Data supplied:
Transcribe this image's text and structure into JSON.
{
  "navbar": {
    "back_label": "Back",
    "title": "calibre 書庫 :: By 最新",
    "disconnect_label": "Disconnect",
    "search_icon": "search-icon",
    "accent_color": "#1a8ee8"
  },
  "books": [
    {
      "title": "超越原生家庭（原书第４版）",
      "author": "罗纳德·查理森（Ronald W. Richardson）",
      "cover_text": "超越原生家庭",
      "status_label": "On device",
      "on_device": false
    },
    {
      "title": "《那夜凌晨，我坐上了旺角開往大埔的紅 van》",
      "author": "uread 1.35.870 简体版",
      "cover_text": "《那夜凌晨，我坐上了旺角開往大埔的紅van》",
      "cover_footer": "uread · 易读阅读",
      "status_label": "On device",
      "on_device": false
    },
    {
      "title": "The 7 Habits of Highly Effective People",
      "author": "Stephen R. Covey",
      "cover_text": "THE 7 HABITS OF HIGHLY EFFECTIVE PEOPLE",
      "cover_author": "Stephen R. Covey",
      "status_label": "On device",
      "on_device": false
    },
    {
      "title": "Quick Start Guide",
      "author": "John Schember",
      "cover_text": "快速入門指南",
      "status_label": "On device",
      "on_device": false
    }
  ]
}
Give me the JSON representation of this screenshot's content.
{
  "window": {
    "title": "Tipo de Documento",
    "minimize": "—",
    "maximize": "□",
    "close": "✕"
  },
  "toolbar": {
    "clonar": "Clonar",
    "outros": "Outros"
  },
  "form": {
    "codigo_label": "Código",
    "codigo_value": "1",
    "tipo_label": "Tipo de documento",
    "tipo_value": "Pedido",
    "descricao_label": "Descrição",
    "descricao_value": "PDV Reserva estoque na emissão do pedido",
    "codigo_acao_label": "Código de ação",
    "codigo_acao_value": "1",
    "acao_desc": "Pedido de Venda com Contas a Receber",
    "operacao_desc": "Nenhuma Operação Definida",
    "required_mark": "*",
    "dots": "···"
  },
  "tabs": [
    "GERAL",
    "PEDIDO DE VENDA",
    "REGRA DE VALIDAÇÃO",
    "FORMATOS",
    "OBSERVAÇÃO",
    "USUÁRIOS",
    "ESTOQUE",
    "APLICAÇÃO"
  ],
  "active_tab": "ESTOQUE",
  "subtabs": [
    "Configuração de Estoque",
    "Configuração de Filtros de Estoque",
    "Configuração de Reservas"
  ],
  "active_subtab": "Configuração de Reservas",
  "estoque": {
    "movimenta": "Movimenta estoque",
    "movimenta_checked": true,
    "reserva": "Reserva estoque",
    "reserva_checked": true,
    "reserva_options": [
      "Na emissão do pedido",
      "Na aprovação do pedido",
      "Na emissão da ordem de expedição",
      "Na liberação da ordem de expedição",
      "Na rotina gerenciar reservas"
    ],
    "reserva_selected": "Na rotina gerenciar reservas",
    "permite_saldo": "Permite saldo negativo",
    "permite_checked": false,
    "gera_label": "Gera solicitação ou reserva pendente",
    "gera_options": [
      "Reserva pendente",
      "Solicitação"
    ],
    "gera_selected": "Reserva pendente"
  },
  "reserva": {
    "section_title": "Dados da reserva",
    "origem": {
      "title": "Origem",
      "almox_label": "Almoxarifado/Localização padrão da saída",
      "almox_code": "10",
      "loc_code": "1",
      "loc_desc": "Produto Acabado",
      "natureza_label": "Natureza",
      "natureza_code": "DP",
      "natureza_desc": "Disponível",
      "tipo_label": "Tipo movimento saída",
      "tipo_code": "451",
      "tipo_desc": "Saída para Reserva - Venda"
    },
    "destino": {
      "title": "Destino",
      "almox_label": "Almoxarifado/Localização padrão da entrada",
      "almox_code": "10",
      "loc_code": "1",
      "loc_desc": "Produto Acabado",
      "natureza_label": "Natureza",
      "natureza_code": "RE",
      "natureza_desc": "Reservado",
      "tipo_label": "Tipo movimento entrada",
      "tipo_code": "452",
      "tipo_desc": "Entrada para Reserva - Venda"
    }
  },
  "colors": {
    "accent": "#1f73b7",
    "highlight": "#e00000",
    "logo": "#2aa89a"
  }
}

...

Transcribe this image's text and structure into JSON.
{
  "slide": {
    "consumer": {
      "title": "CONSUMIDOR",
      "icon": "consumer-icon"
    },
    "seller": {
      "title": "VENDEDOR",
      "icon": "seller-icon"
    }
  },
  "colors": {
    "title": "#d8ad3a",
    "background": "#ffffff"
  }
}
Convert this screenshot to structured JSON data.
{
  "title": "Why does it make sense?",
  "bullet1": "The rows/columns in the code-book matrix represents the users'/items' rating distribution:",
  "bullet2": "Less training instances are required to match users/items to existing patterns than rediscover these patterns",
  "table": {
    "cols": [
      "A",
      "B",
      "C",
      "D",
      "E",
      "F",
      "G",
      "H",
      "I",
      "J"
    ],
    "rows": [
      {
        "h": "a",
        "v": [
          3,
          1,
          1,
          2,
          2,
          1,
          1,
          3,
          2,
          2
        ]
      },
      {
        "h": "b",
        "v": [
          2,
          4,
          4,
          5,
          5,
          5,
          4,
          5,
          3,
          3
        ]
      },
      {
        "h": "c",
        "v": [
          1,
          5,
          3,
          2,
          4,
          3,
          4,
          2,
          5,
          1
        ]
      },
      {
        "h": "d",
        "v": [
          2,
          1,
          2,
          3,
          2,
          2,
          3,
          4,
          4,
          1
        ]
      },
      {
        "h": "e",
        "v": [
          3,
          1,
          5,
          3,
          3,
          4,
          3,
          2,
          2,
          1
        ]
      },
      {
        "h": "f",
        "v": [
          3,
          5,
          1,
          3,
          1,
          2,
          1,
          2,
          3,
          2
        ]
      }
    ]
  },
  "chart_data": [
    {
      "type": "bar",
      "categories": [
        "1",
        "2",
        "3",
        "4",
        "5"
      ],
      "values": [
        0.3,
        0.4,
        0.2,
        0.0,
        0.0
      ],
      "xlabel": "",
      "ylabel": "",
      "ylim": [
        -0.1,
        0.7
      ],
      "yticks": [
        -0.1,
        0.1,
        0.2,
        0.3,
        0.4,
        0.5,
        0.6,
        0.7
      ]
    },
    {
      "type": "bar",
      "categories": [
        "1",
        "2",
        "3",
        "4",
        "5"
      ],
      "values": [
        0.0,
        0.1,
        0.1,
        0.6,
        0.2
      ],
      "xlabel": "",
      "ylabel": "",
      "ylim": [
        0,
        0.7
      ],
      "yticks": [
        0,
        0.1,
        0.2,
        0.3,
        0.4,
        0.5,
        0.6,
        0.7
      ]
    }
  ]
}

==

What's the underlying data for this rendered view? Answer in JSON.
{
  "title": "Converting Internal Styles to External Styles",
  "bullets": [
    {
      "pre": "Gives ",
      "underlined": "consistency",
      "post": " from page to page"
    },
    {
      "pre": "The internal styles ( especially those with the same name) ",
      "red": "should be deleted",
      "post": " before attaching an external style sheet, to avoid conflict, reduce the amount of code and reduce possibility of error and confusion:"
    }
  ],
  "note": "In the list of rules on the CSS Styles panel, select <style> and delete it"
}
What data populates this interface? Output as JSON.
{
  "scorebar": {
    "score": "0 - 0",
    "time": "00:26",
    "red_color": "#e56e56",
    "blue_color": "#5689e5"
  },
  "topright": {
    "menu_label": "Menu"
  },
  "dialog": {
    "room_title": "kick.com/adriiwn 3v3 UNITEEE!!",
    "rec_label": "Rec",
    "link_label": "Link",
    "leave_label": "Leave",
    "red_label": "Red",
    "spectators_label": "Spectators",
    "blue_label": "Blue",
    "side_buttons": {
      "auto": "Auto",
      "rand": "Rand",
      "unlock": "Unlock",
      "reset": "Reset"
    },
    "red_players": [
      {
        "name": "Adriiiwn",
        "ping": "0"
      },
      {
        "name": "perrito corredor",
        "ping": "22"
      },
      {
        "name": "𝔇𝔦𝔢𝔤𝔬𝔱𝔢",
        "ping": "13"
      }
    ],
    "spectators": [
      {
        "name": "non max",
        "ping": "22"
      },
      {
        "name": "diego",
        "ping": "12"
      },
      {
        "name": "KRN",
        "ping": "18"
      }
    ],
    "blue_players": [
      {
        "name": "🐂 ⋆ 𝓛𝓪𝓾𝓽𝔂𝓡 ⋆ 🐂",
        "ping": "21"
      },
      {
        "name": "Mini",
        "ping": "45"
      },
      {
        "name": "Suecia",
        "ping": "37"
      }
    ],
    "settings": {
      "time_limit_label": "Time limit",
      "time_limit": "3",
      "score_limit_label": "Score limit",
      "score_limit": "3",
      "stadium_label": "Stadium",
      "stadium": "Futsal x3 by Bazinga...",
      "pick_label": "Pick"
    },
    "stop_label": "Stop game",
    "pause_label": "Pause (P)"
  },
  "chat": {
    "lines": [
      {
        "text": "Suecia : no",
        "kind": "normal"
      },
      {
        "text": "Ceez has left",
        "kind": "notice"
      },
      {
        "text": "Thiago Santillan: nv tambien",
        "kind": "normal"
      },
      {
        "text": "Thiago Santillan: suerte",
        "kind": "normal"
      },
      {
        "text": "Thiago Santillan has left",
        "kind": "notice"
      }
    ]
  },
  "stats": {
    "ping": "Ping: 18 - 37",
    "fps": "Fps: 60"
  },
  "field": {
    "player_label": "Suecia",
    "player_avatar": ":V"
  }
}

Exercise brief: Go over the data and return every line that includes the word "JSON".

Answer to the exercise:
Transcribe this image's text and structure into JSON.
Give me the JSON representation of this screenshot's content.
Transcribe this image's text and structure into JSON.
Convert this screenshot to structured JSON data.
What's the underlying data for this rendered view? Answer in JSON.
What data populates this interface? Output as JSON.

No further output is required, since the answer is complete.